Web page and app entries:
● ● ● ● ● ● ●

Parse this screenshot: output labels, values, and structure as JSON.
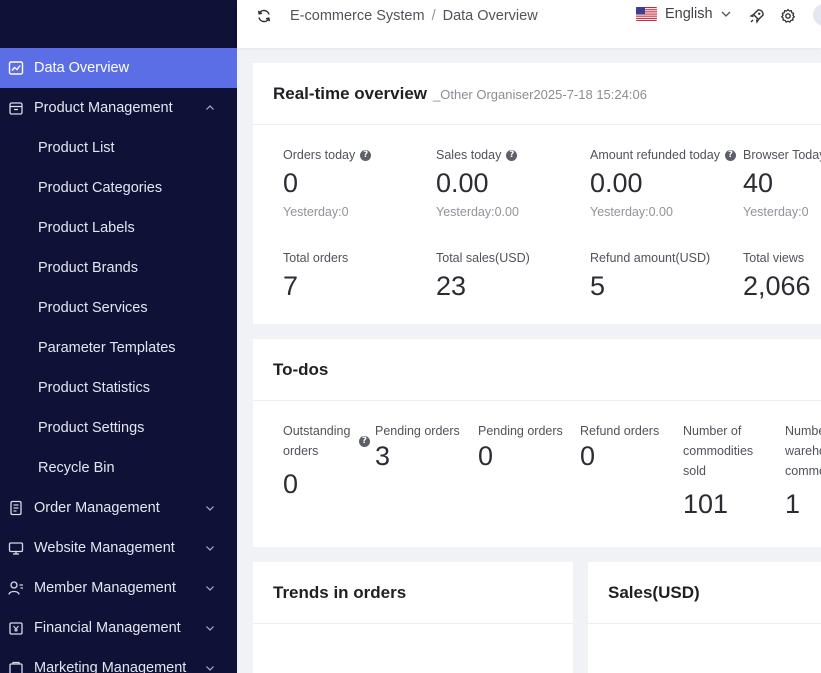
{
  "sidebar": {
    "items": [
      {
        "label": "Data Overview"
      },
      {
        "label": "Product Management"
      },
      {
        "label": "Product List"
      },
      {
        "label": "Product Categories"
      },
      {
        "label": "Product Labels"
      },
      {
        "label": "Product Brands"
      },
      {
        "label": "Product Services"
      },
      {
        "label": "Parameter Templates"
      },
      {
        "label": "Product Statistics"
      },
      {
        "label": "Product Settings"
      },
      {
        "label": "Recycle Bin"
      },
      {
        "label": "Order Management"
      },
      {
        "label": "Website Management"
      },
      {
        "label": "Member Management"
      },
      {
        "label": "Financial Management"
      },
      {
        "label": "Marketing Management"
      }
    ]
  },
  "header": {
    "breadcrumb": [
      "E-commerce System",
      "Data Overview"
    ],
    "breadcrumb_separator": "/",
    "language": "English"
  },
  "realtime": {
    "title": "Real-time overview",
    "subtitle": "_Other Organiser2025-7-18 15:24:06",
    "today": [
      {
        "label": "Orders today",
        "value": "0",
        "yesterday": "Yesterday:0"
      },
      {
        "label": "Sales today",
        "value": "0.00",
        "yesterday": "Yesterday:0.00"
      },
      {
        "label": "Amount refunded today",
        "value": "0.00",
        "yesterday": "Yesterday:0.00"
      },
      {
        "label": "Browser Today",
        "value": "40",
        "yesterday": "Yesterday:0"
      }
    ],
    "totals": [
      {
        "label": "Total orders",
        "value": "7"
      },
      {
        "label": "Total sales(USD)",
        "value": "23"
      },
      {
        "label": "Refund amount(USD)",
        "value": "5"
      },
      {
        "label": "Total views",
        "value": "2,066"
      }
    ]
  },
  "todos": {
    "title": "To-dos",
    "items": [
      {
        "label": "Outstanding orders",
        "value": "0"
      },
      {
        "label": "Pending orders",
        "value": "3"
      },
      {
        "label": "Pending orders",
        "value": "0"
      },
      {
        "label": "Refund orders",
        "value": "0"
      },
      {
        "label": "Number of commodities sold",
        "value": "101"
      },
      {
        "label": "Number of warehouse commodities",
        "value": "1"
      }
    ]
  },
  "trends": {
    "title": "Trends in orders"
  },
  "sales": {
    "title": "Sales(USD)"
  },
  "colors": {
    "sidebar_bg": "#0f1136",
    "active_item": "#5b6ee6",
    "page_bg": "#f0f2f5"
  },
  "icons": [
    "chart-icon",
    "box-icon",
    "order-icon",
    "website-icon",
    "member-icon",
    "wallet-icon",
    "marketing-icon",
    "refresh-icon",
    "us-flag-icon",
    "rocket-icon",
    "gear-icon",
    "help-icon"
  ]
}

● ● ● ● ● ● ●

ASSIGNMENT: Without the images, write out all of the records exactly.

YOUR RESPONSE:
Parse this screenshot: output labels, values, and structure as JSON.
{
  "sidebar": {
    "items": [
      {
        "label": "Data Overview"
      },
      {
        "label": "Product Management"
      },
      {
        "label": "Product List"
      },
      {
        "label": "Product Categories"
      },
      {
        "label": "Product Labels"
      },
      {
        "label": "Product Brands"
      },
      {
        "label": "Product Services"
      },
      {
        "label": "Parameter Templates"
      },
      {
        "label": "Product Statistics"
      },
      {
        "label": "Product Settings"
      },
      {
        "label": "Recycle Bin"
      },
      {
        "label": "Order Management"
      },
      {
        "label": "Website Management"
      },
      {
        "label": "Member Management"
      },
      {
        "label": "Financial Management"
      },
      {
        "label": "Marketing Management"
      }
    ]
  },
  "header": {
    "breadcrumb": [
      "E-commerce System",
      "Data Overview"
    ],
    "breadcrumb_separator": "/",
    "language": "English"
  },
  "realtime": {
    "title": "Real-time overview",
    "subtitle": "_Other Organiser2025-7-18 15:24:06",
    "today": [
      {
        "label": "Orders today",
        "value": "0",
        "yesterday": "Yesterday:0"
      },
      {
        "label": "Sales today",
        "value": "0.00",
        "yesterday": "Yesterday:0.00"
      },
      {
        "label": "Amount refunded today",
        "value": "0.00",
        "yesterday": "Yesterday:0.00"
      },
      {
        "label": "Browser Today",
        "value": "40",
        "yesterday": "Yesterday:0"
      }
    ],
    "totals": [
      {
        "label": "Total orders",
        "value": "7"
      },
      {
        "label": "Total sales(USD)",
        "value": "23"
      },
      {
        "label": "Refund amount(USD)",
        "value": "5"
      },
      {
        "label": "Total views",
        "value": "2,066"
      }
    ]
  },
  "todos": {
    "title": "To-dos",
    "items": [
      {
        "label": "Outstanding orders",
        "value": "0"
      },
      {
        "label": "Pending orders",
        "value": "3"
      },
      {
        "label": "Pending orders",
        "value": "0"
      },
      {
        "label": "Refund orders",
        "value": "0"
      },
      {
        "label": "Number of commodities sold",
        "value": "101"
      },
      {
        "label": "Number of warehouse commodities",
        "value": "1"
      }
    ]
  },
  "trends": {
    "title": "Trends in orders"
  },
  "sales": {
    "title": "Sales(USD)"
  },
  "colors": {
    "sidebar_bg": "#0f1136",
    "active_item": "#5b6ee6",
    "page_bg": "#f0f2f5"
  },
  "icons": [
    "chart-icon",
    "box-icon",
    "order-icon",
    "website-icon",
    "member-icon",
    "wallet-icon",
    "marketing-icon",
    "refresh-icon",
    "us-flag-icon",
    "rocket-icon",
    "gear-icon",
    "help-icon"
  ]
}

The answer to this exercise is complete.